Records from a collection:
◆ ◆ ◆ ◆ ◆ ◆ ◆

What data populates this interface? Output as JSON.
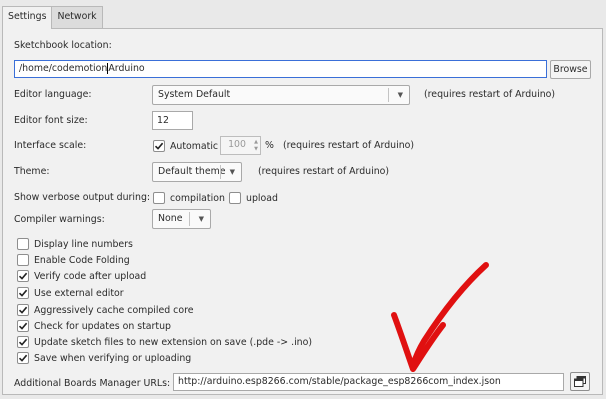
{
  "tabs": [
    {
      "label": "Settings"
    },
    {
      "label": "Network"
    }
  ],
  "sketchbook": {
    "label": "Sketchbook location:",
    "path_before_cursor": "/home/codemotion",
    "path_after_cursor": "Arduino",
    "browse_label": "Browse"
  },
  "editor_language": {
    "label": "Editor language:",
    "value": "System Default",
    "note": "(requires restart of Arduino)"
  },
  "font_size": {
    "label": "Editor font size:",
    "value": "12"
  },
  "interface_scale": {
    "label": "Interface scale:",
    "automatic_label": "Automatic",
    "automatic_checked": true,
    "value": "100",
    "unit": "%",
    "note": "(requires restart of Arduino)"
  },
  "theme": {
    "label": "Theme:",
    "value": "Default theme",
    "note": "(requires restart of Arduino)"
  },
  "verbose": {
    "label": "Show verbose output during:",
    "compilation_label": "compilation",
    "compilation_checked": false,
    "upload_label": "upload",
    "upload_checked": false
  },
  "compiler_warnings": {
    "label": "Compiler warnings:",
    "value": "None"
  },
  "options": [
    {
      "label": "Display line numbers",
      "checked": false
    },
    {
      "label": "Enable Code Folding",
      "checked": false
    },
    {
      "label": "Verify code after upload",
      "checked": true
    },
    {
      "label": "Use external editor",
      "checked": true
    },
    {
      "label": "Aggressively cache compiled core",
      "checked": true
    },
    {
      "label": "Check for updates on startup",
      "checked": true
    },
    {
      "label": "Update sketch files to new extension on save (.pde -> .ino)",
      "checked": true
    },
    {
      "label": "Save when verifying or uploading",
      "checked": true
    }
  ],
  "boards_urls": {
    "label": "Additional Boards Manager URLs:",
    "value": "http://arduino.esp8266.com/stable/package_esp8266com_index.json"
  },
  "icons": {
    "check": "check-icon",
    "dropdown": "chevron-down-icon",
    "window": "open-window-icon",
    "annotation": "red-arrow-annotation"
  },
  "colors": {
    "annotation": "#e01010",
    "accent_border": "#3a6fd8"
  }
}
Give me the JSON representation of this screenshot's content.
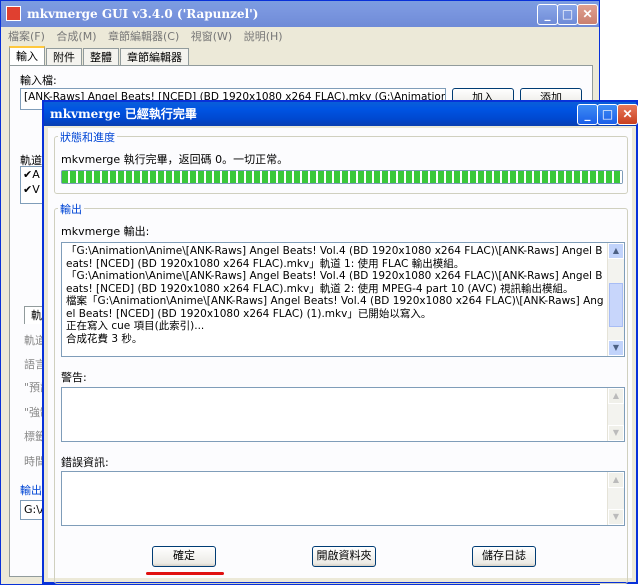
{
  "bg_window": {
    "title": "mkvmerge GUI v3.4.0 ('Rapunzel')",
    "menu": [
      "檔案(F)",
      "合成(M)",
      "章節編輯器(C)",
      "視窗(W)",
      "說明(H)"
    ],
    "tabs": [
      "輸入",
      "附件",
      "整體",
      "章節編輯器"
    ],
    "input_label": "輸入檔:",
    "input_file": "[ANK-Raws] Angel Beats! [NCED] (BD 1920x1080 x264 FLAC).mkv (G:\\Animation\\Anime\\[",
    "add_button": "加入",
    "append_button": "添加",
    "tracks_label": "軌道",
    "track_items": [
      "A",
      "V"
    ],
    "subtab_label": "軌道",
    "side_labels": [
      "軌道",
      "語言",
      "\"預設",
      "\"強制",
      "標籤",
      "時間"
    ],
    "output_label": "輸出檔",
    "output_value": "G:\\A"
  },
  "dialog": {
    "title": "mkvmerge 已經執行完畢",
    "status_group": "狀態和進度",
    "status_text": "mkvmerge 執行完畢，返回碼 0。一切正常。",
    "progress": 1.0,
    "output_group": "輸出",
    "output_label": "mkvmerge 輸出:",
    "output_log": "「G:\\Animation\\Anime\\[ANK-Raws] Angel Beats! Vol.4 (BD 1920x1080 x264 FLAC)\\[ANK-Raws] Angel Beats! [NCED] (BD 1920x1080 x264 FLAC).mkv」軌道 1: 使用 FLAC 輸出模組。\n「G:\\Animation\\Anime\\[ANK-Raws] Angel Beats! Vol.4 (BD 1920x1080 x264 FLAC)\\[ANK-Raws] Angel Beats! [NCED] (BD 1920x1080 x264 FLAC).mkv」軌道 2: 使用 MPEG-4 part 10 (AVC) 視訊輸出模組。\n檔案「G:\\Animation\\Anime\\[ANK-Raws] Angel Beats! Vol.4 (BD 1920x1080 x264 FLAC)\\[ANK-Raws] Angel Beats! [NCED] (BD 1920x1080 x264 FLAC) (1).mkv」已開始以寫入。\n正在寫入 cue 項目(此索引)...\n合成花費 3 秒。",
    "warnings_label": "警告:",
    "errors_label": "錯誤資訊:",
    "ok_button": "確定",
    "open_folder_button": "開啟資料夾",
    "save_log_button": "儲存日誌"
  },
  "colors": {
    "progress": "#3ac83a",
    "highlight_underline": "#e01010",
    "group_title": "#0046d5"
  }
}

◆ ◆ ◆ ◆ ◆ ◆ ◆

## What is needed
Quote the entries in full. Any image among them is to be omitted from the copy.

## Exercise answer
What data populates this interface? Output as JSON.
{
  "tabs": [
    {
      "label": "Settings"
    },
    {
      "label": "Network"
    }
  ],
  "sketchbook": {
    "label": "Sketchbook location:",
    "path_before_cursor": "/home/codemotion",
    "path_after_cursor": "Arduino",
    "browse_label": "Browse"
  },
  "editor_language": {
    "label": "Editor language:",
    "value": "System Default",
    "note": "(requires restart of Arduino)"
  },
  "font_size": {
    "label": "Editor font size:",
    "value": "12"
  },
  "interface_scale": {
    "label": "Interface scale:",
    "automatic_label": "Automatic",
    "automatic_checked": true,
    "value": "100",
    "unit": "%",
    "note": "(requires restart of Arduino)"
  },
  "theme": {
    "label": "Theme:",
    "value": "Default theme",
    "note": "(requires restart of Arduino)"
  },
  "verbose": {
    "label": "Show verbose output during:",
    "compilation_label": "compilation",
    "compilation_checked": false,
    "upload_label": "upload",
    "upload_checked": false
  },
  "compiler_warnings": {
    "label": "Compiler warnings:",
    "value": "None"
  },
  "options": [
    {
      "label": "Display line numbers",
      "checked": false
    },
    {
      "label": "Enable Code Folding",
      "checked": false
    },
    {
      "label": "Verify code after upload",
      "checked": true
    },
    {
      "label": "Use external editor",
      "checked": true
    },
    {
      "label": "Aggressively cache compiled core",
      "checked": true
    },
    {
      "label": "Check for updates on startup",
      "checked": true
    },
    {
      "label": "Update sketch files to new extension on save (.pde -> .ino)",
      "checked": true
    },
    {
      "label": "Save when verifying or uploading",
      "checked": true
    }
  ],
  "boards_urls": {
    "label": "Additional Boards Manager URLs:",
    "value": "http://arduino.esp8266.com/stable/package_esp8266com_index.json"
  },
  "icons": {
    "check": "check-icon",
    "dropdown": "chevron-down-icon",
    "window": "open-window-icon",
    "annotation": "red-arrow-annotation"
  },
  "colors": {
    "annotation": "#e01010",
    "accent_border": "#3a6fd8"
  }
}
Give me the JSON representation of this screenshot's content.
{
  "bg_window": {
    "title": "mkvmerge GUI v3.4.0 ('Rapunzel')",
    "menu": [
      "檔案(F)",
      "合成(M)",
      "章節編輯器(C)",
      "視窗(W)",
      "說明(H)"
    ],
    "tabs": [
      "輸入",
      "附件",
      "整體",
      "章節編輯器"
    ],
    "input_label": "輸入檔:",
    "input_file": "[ANK-Raws] Angel Beats! [NCED] (BD 1920x1080 x264 FLAC).mkv (G:\\Animation\\Anime\\[",
    "add_button": "加入",
    "append_button": "添加",
    "tracks_label": "軌道",
    "track_items": [
      "A",
      "V"
    ],
    "subtab_label": "軌道",
    "side_labels": [
      "軌道",
      "語言",
      "\"預設",
      "\"強制",
      "標籤",
      "時間"
    ],
    "output_label": "輸出檔",
    "output_value": "G:\\A"
  },
  "dialog": {
    "title": "mkvmerge 已經執行完畢",
    "status_group": "狀態和進度",
    "status_text": "mkvmerge 執行完畢，返回碼 0。一切正常。",
    "progress": 1.0,
    "output_group": "輸出",
    "output_label": "mkvmerge 輸出:",
    "output_log": "「G:\\Animation\\Anime\\[ANK-Raws] Angel Beats! Vol.4 (BD 1920x1080 x264 FLAC)\\[ANK-Raws] Angel Beats! [NCED] (BD 1920x1080 x264 FLAC).mkv」軌道 1: 使用 FLAC 輸出模組。\n「G:\\Animation\\Anime\\[ANK-Raws] Angel Beats! Vol.4 (BD 1920x1080 x264 FLAC)\\[ANK-Raws] Angel Beats! [NCED] (BD 1920x1080 x264 FLAC).mkv」軌道 2: 使用 MPEG-4 part 10 (AVC) 視訊輸出模組。\n檔案「G:\\Animation\\Anime\\[ANK-Raws] Angel Beats! Vol.4 (BD 1920x1080 x264 FLAC)\\[ANK-Raws] Angel Beats! [NCED] (BD 1920x1080 x264 FLAC) (1).mkv」已開始以寫入。\n正在寫入 cue 項目(此索引)...\n合成花費 3 秒。",
    "warnings_label": "警告:",
    "errors_label": "錯誤資訊:",
    "ok_button": "確定",
    "open_folder_button": "開啟資料夾",
    "save_log_button": "儲存日誌"
  },
  "colors": {
    "progress": "#3ac83a",
    "highlight_underline": "#e01010",
    "group_title": "#0046d5"
  }
}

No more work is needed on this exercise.